[[ Information provided open ]]
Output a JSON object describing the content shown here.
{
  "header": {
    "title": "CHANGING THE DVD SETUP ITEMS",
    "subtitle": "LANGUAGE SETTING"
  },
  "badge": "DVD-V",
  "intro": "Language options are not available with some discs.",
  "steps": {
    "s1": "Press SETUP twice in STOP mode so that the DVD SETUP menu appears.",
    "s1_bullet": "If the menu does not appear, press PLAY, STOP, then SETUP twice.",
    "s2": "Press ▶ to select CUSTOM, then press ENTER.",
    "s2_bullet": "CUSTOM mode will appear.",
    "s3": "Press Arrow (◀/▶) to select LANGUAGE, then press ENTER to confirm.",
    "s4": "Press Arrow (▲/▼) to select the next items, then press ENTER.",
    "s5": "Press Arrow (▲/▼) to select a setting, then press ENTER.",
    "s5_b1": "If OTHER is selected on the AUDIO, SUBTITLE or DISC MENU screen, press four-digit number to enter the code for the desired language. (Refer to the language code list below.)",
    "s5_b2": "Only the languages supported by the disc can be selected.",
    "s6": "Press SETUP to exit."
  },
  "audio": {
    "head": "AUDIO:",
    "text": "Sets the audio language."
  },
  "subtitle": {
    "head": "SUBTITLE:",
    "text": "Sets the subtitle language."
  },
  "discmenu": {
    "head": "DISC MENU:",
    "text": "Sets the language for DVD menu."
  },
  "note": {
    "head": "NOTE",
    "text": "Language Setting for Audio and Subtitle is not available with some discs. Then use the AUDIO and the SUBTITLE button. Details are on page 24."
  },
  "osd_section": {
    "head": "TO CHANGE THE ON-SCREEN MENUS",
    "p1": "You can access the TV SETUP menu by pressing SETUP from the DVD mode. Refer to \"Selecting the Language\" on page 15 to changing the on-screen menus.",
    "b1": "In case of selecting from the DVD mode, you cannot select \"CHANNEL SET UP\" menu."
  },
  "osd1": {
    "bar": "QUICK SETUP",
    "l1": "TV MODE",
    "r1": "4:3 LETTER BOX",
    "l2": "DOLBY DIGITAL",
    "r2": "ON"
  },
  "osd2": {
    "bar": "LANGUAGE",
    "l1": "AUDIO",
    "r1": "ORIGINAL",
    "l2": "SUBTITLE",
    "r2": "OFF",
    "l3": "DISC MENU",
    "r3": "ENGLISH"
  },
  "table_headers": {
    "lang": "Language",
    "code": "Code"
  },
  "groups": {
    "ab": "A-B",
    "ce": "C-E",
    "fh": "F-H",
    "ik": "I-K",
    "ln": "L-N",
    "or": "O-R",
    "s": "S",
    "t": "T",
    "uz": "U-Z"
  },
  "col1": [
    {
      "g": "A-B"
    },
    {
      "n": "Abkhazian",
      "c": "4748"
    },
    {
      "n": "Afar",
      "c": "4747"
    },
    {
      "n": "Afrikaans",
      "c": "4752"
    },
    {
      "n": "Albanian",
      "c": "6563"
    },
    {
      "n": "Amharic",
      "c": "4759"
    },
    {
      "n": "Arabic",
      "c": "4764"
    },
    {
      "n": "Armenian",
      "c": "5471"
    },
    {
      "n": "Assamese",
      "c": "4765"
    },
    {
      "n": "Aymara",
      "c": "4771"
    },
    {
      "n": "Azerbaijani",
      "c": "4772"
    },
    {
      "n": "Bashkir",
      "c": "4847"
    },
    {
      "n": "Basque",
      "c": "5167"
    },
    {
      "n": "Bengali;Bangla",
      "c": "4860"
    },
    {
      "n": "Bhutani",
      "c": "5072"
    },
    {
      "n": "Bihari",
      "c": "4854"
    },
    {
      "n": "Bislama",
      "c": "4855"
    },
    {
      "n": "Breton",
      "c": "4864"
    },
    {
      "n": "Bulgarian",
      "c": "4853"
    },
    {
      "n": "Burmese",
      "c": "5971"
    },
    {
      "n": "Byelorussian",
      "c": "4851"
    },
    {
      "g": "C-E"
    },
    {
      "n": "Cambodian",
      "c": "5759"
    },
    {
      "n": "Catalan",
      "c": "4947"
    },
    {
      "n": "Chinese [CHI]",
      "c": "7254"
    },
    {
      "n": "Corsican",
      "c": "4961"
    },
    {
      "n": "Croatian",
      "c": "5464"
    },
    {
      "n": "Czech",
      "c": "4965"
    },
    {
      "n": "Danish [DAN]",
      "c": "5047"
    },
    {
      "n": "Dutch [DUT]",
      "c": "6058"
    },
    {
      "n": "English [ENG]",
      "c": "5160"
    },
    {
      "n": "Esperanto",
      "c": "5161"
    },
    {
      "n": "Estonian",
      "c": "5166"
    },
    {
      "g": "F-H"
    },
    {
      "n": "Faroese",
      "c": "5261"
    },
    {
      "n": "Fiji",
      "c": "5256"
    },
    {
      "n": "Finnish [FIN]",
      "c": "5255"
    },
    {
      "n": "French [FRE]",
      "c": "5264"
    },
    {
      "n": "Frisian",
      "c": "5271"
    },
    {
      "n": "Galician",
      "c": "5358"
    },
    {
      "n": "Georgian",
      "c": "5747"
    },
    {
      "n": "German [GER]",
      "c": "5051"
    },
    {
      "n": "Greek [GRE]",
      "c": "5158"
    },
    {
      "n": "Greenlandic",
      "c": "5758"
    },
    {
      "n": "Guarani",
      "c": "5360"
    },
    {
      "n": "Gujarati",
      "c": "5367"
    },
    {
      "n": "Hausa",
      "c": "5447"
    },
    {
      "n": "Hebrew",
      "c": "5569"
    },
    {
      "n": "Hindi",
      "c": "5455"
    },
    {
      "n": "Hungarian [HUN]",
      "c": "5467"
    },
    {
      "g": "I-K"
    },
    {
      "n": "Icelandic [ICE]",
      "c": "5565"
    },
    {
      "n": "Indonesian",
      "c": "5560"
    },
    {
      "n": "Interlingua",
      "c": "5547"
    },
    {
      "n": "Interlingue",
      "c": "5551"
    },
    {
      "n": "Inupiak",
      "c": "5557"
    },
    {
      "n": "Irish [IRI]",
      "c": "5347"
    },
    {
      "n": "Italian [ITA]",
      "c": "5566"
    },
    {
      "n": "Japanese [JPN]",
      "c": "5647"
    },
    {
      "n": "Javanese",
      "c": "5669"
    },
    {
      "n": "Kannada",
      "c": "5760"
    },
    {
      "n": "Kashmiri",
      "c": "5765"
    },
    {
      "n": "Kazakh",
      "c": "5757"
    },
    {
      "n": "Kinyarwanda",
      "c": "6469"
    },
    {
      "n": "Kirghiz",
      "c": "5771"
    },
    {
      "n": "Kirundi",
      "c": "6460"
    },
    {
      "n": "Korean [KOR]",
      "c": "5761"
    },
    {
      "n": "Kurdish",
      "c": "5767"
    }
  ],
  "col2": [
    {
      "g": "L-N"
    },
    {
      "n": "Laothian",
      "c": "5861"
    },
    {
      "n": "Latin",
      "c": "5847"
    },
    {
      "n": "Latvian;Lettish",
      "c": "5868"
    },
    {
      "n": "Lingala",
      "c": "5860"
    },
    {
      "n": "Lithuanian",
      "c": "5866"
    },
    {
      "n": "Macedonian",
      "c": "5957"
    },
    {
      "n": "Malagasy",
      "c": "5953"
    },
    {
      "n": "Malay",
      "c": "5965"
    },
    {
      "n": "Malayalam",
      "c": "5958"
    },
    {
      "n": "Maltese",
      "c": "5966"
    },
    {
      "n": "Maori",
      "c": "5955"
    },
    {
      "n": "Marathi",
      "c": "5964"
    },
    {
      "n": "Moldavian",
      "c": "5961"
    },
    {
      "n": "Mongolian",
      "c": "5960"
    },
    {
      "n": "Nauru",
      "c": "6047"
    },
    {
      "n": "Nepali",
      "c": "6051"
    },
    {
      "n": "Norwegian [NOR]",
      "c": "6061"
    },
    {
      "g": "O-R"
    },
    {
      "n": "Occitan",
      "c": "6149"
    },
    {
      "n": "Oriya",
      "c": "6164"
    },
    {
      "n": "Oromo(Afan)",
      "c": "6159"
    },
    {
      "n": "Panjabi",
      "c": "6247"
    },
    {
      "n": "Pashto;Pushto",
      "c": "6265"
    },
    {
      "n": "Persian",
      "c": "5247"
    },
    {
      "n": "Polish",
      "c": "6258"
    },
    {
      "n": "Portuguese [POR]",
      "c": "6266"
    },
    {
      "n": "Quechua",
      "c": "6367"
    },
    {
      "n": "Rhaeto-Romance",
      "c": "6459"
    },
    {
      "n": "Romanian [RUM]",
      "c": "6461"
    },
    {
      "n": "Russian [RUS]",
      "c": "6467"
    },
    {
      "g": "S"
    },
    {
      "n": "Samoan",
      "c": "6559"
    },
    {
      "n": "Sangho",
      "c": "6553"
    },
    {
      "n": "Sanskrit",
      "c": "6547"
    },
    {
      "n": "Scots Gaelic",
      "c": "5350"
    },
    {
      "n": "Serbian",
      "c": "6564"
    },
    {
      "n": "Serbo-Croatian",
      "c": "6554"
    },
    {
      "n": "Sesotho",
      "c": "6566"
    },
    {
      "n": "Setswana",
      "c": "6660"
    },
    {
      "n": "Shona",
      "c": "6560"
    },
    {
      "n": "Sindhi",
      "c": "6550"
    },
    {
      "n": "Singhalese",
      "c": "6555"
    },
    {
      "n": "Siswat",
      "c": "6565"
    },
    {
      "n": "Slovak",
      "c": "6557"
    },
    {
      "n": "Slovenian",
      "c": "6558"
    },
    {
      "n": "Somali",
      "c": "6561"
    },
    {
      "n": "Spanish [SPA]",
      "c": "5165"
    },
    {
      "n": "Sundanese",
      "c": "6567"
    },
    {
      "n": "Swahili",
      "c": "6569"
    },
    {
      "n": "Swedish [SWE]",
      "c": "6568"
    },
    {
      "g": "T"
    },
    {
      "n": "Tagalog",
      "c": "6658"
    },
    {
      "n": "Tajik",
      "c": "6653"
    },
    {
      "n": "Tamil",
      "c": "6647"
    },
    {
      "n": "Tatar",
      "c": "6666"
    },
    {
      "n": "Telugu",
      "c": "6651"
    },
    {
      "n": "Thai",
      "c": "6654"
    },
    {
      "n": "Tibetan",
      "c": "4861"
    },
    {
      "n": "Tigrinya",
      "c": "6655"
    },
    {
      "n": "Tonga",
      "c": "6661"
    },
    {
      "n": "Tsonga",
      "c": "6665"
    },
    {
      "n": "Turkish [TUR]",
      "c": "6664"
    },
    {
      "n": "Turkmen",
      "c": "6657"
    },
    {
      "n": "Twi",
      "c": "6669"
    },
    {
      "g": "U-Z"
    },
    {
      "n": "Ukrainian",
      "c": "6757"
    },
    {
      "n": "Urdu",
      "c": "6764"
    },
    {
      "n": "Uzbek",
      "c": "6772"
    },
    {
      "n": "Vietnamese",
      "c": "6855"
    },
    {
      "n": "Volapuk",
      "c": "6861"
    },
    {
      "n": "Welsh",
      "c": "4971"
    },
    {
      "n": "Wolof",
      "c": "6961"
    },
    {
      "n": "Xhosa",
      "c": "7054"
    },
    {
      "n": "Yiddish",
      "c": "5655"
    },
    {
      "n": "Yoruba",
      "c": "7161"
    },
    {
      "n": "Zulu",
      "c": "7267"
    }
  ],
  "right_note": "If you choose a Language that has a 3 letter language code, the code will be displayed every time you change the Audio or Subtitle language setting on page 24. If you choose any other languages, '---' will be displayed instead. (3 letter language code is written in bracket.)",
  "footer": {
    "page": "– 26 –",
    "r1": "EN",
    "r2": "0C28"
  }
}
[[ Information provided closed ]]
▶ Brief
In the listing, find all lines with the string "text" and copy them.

▶ Result of the task
    "text": "Sets the audio language."
    "text": "Sets the subtitle language."
    "text": "Sets the language for DVD menu."
    "text": "Language Setting for Audio and Subtitle is not available with some discs. Then use the AUDIO and the SUBTITLE button. Details are on page 24."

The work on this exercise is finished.